I dragged my paper towel sideways instead of just leaving it alone because I thought maybe I hadn't covered my canvas well enough. I ended up making these kind of wave patterns which in the end turned out fine since there really is no right or wrong here but that's not what you're supposed to do. I also wasn't seeing as much gold as a result because I'd dragged too much black paint over it so I just randomly dropped some from the cup with the gold in it.  

Had I been more patient, I would have realized that the interaction of the water from the paper towel with the paints and the medium just took a little time. As the canvas sat there, the cells began to emerge. I'm still happy with the outcome and it fits right in with the rest of how one of the walls in my office is coming along!


and it goes with my "cement" focal wall: 


Sunday, April 28, 2013

Tick Tock Faux Vintage Clock From a Ceiling Medallion

Vinyl Face Faux Vintage Clock

I’ve wanted a vintage “clock” for a while but have not wanted to pay the prices I’ve seen. I was wandering through the hardware store one day and found these ceiling medallions in the lighting section and had an aha moment.

Of course this also meant I had to try and “craftsplain” this to the lighting department guy. “No it’s not for a light fixture. I’m going to make a faux clock” . “Oh sure that was obvious!” said lighting department guy walking away looking back at the weird lady.

Portfolio Ceiling Medallion

For this project you will need:
  • 16 inch Ceiling Medallion ( I got mine at Lowes )
  • Ceiling Medallion Canopy Kit
  • Acrylic Craft paint ( I used Craftsmart black and Martha Stewart Pearl)
  • Vinyl ( I used Expressions Vinyl beige)
  • Cutting tool ( I used my Silhouette Cameo)
I started by painting my medallion black.  Since I usually go for an aged / distressed look I wasn’t particularly careful about brush strokes.

Ceiling Medallion Painted Black

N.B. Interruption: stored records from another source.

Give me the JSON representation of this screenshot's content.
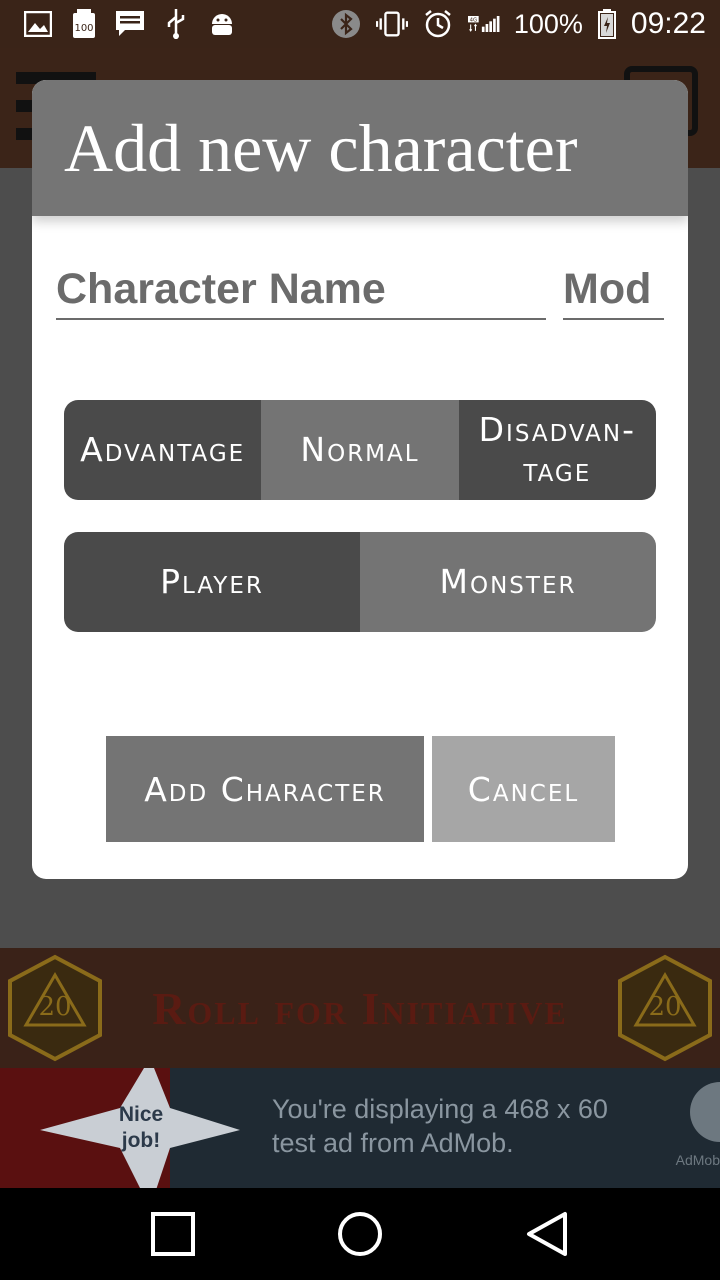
{
  "status_bar": {
    "battery": "100%",
    "time": "09:22",
    "network": "4G"
  },
  "dialog": {
    "title": "Add new character",
    "name_placeholder": "Character Name",
    "mod_placeholder": "Mod",
    "roll_modes": [
      "Advantage",
      "Normal",
      "Disadvan-\ntage"
    ],
    "selected_roll_mode": "Normal",
    "character_types": [
      "Player",
      "Monster"
    ],
    "selected_character_type": "Monster",
    "add_label": "Add Character",
    "cancel_label": "Cancel"
  },
  "banner": {
    "title": "Roll for Initiative",
    "die_label": "20"
  },
  "ad": {
    "badge": "Nice\njob!",
    "line1": "You're displaying a 468 x 60",
    "line2": "test ad from AdMob.",
    "brand": "AdMob"
  },
  "colors": {
    "dialog_header": "#757575",
    "segment_dark": "#4a4a4a",
    "segment_mid": "#747474",
    "cancel": "#a6a6a6",
    "banner_text": "#5a1b12"
  }
}
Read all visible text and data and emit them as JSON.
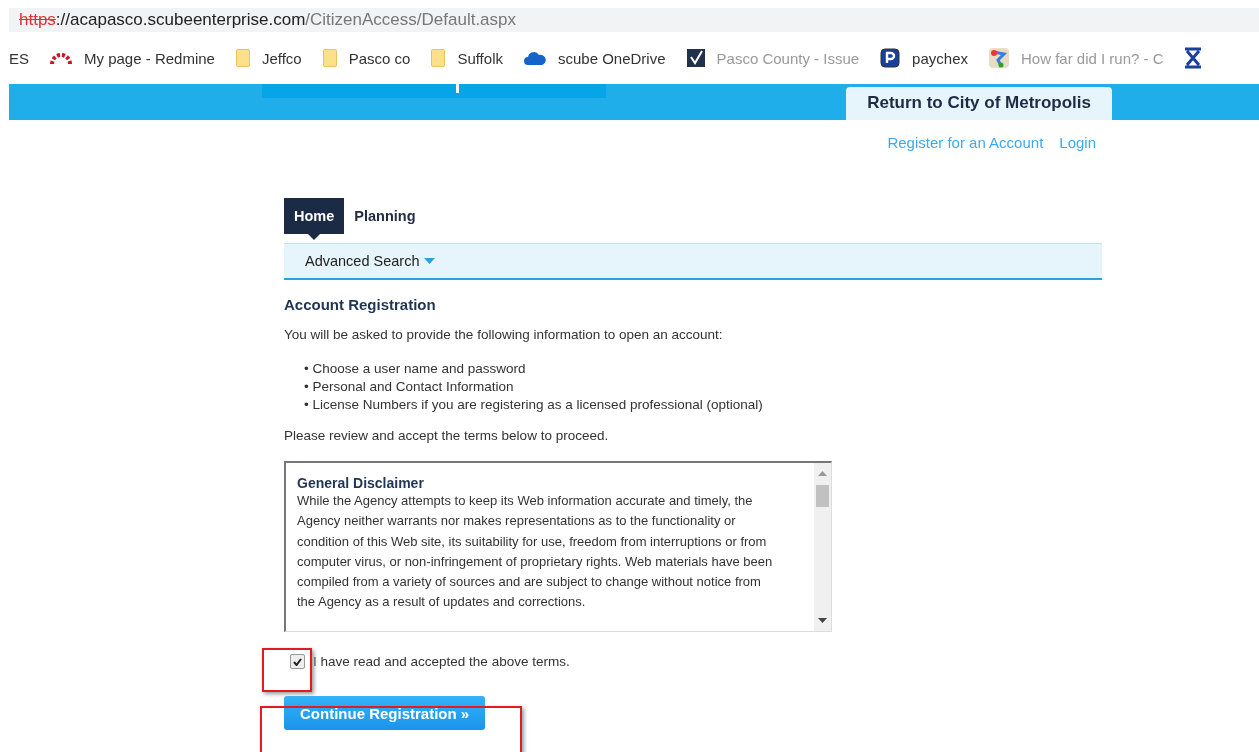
{
  "address_bar": {
    "scheme": "https",
    "host": "://acapasco.scubeenterprise.com",
    "path": "/CitizenAccess/Default.aspx",
    "scheme_insecure": true
  },
  "bookmarks": [
    {
      "kind": "none",
      "label": "ES"
    },
    {
      "kind": "arc",
      "label": "My page - Redmine"
    },
    {
      "kind": "folder",
      "label": "Jeffco"
    },
    {
      "kind": "folder",
      "label": "Pasco co"
    },
    {
      "kind": "folder",
      "label": "Suffolk"
    },
    {
      "kind": "cloud",
      "label": "scube OneDrive"
    },
    {
      "kind": "check",
      "label": "Pasco County - Issue"
    },
    {
      "kind": "parking",
      "label": "paychex"
    },
    {
      "kind": "map",
      "label": "How far did I run? - C"
    },
    {
      "kind": "logo"
    }
  ],
  "header": {
    "return_link": "Return to City of Metropolis"
  },
  "account_links": [
    "Register for an Account",
    "Login"
  ],
  "tabs": [
    {
      "label": "Home",
      "selected": true
    },
    {
      "label": "Planning",
      "selected": false
    }
  ],
  "subnav": {
    "label": "Advanced Search"
  },
  "registration": {
    "title": "Account Registration",
    "intro": "You will be asked to provide the following information to open an account:",
    "items": [
      "• Choose a user name and password",
      "• Personal and Contact Information",
      "• License Numbers if you are registering as a licensed professional (optional)"
    ],
    "review_note": "Please review and accept the terms below to proceed.",
    "terms": {
      "title": "General Disclaimer",
      "body": "While the Agency attempts to keep its Web information accurate and timely, the Agency neither warrants nor makes representations as to the functionality or condition of this Web site, its suitability for use, freedom from interruptions or from computer virus, or non-infringement of proprietary rights. Web materials have been compiled from a variety of sources and are subject to change without notice from the Agency as a result of updates and corrections."
    },
    "accept": {
      "label": "I have read and accepted the above terms.",
      "checked": true
    },
    "continue_button": "Continue Registration »"
  }
}
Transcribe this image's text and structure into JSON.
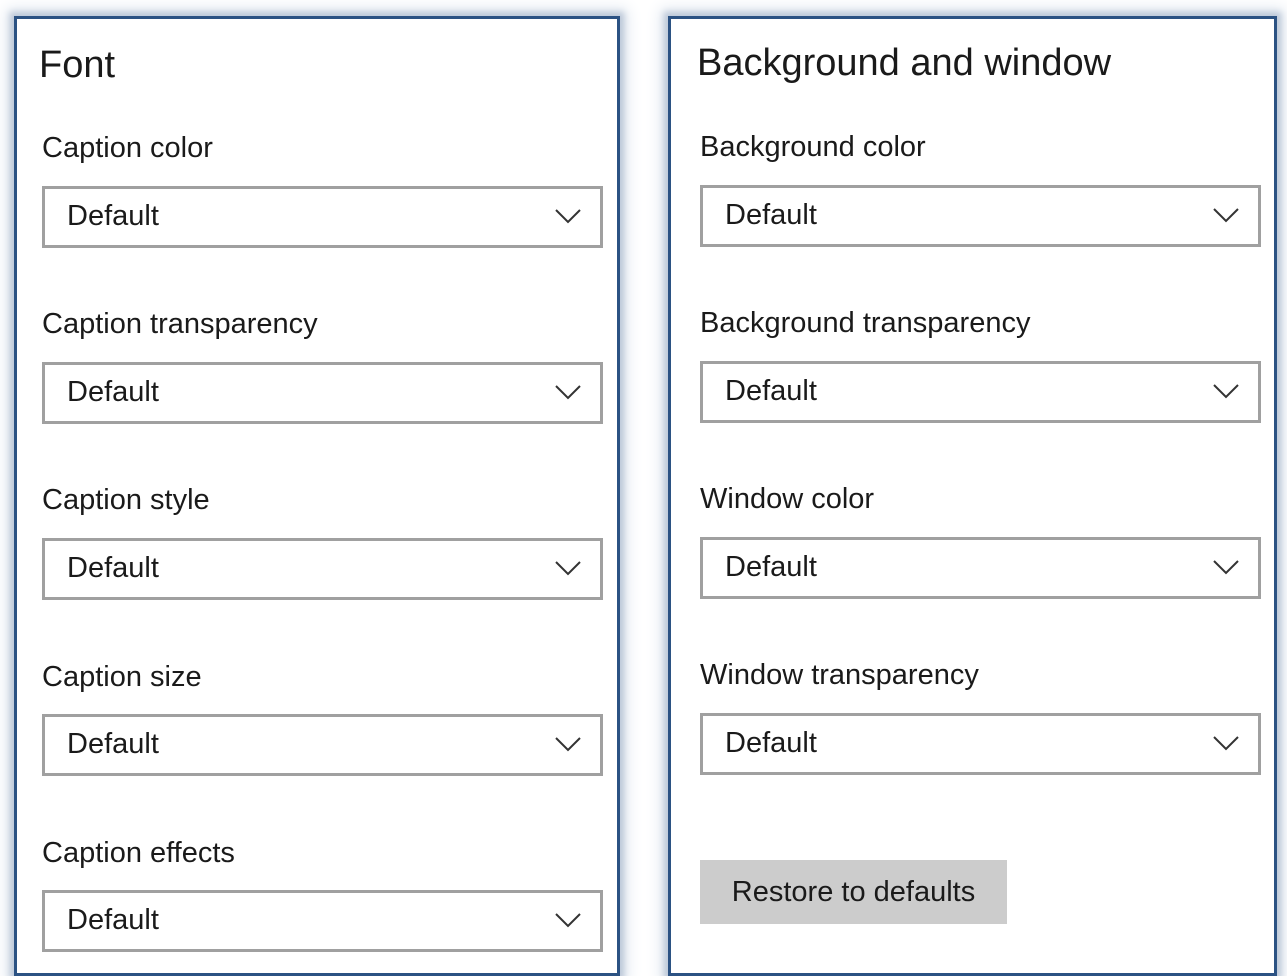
{
  "font_panel": {
    "title": "Font",
    "fields": [
      {
        "label": "Caption color",
        "value": "Default"
      },
      {
        "label": "Caption transparency",
        "value": "Default"
      },
      {
        "label": "Caption style",
        "value": "Default"
      },
      {
        "label": "Caption size",
        "value": "Default"
      },
      {
        "label": "Caption effects",
        "value": "Default"
      }
    ]
  },
  "background_panel": {
    "title": "Background and window",
    "fields": [
      {
        "label": "Background color",
        "value": "Default"
      },
      {
        "label": "Background transparency",
        "value": "Default"
      },
      {
        "label": "Window color",
        "value": "Default"
      },
      {
        "label": "Window transparency",
        "value": "Default"
      }
    ],
    "restore_label": "Restore to defaults"
  },
  "icons": {
    "dropdown_chevron": "chevron-down-icon"
  },
  "colors": {
    "panel_border": "#2b5283",
    "dropdown_border": "#a0a0a0",
    "button_background": "#cccccc",
    "text": "#1a1a1a"
  }
}
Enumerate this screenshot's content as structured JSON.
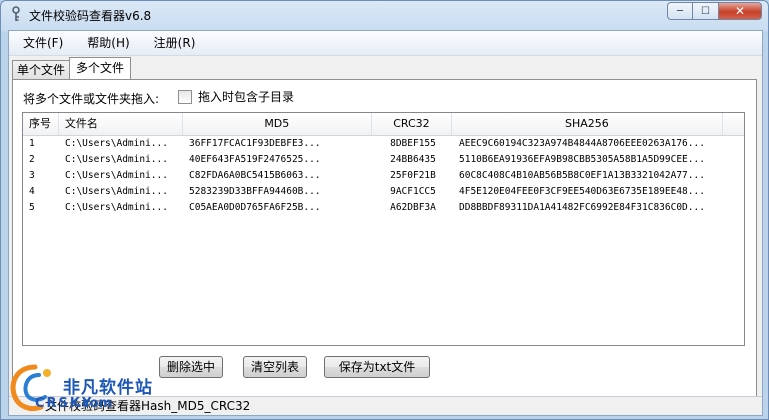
{
  "window": {
    "title": "文件校验码查看器v6.8",
    "min_glyph": "─",
    "max_glyph": "☐",
    "close_glyph": "✕"
  },
  "menu": [
    "文件(F)",
    "帮助(H)",
    "注册(R)"
  ],
  "tabs": [
    {
      "label": "单个文件",
      "active": false
    },
    {
      "label": "多个文件",
      "active": true
    }
  ],
  "panel": {
    "drop_label": "将多个文件或文件夹拖入:",
    "include_subdirs": {
      "label": "拖入时包含子目录",
      "checked": false
    }
  },
  "table": {
    "columns": [
      "序号",
      "文件名",
      "MD5",
      "CRC32",
      "SHA256"
    ],
    "rows": [
      {
        "no": "1",
        "name": "C:\\Users\\Admini...",
        "md5": "36FF17FCAC1F93DEBFE3...",
        "crc32": "8DBEF155",
        "sha256": "AEEC9C60194C323A974B4844A8706EEE0263A176..."
      },
      {
        "no": "2",
        "name": "C:\\Users\\Admini...",
        "md5": "40EF643FA519F2476525...",
        "crc32": "24BB6435",
        "sha256": "5110B6EA91936EFA9B98CBB5305A58B1A5D99CEE..."
      },
      {
        "no": "3",
        "name": "C:\\Users\\Admini...",
        "md5": "C82FDA6A0BC5415B6063...",
        "crc32": "25F0F21B",
        "sha256": "60C8C408C4B10AB56B5B8C0EF1A13B3321042A77..."
      },
      {
        "no": "4",
        "name": "C:\\Users\\Admini...",
        "md5": "5283239D33BFFA94460B...",
        "crc32": "9ACF1CC5",
        "sha256": "4F5E120E04FEE0F3CF9EE540D63E6735E189EE48..."
      },
      {
        "no": "5",
        "name": "C:\\Users\\Admini...",
        "md5": "C05AEA0D0D765FA6F25B...",
        "crc32": "A62DBF3A",
        "sha256": "DD8BBDF89311DA1A41482FC6992E84F31C836C0D..."
      }
    ]
  },
  "buttons": {
    "delete": "删除选中",
    "clear": "清空列表",
    "save": "保存为txt文件"
  },
  "status": "文件校验码查看器Hash_MD5_CRC32",
  "watermark": {
    "brand": "非凡软件站",
    "sub": "CRSKY",
    "sub2": ".com"
  }
}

Then I dry brushed it with the pearl paint. Again, not particularly careful. I changed from a foam to bristle brush for this.
Dry Brushed Ceiling Medallion

While this was drying, I laid out and cut my numbers using CoCo, my Silhouette Cameo. I did these in two rows and then once I’d applied the transfer paper, cut the numbers into separate pieces to make them easier to apply.
Faux Vintage Clock Vinyl

Positioned them where I wanted them and then went over them with a burnishing tool to apply them.

Celing Medallion Canopy

This is the canopy that usually covers the guts of the light fixture. I just glued it through the hole in the medallion. It came with a piece to plug the middle hole and I used some scrapbooking brads to plug the other two. It also came with some other pieces that will likely end up being used in jewelry. I did not attempt to craftsplain this to the Lowe’s guy.

Vintage Faux Clock Closeup

And now I have my brand new vintage faux clock!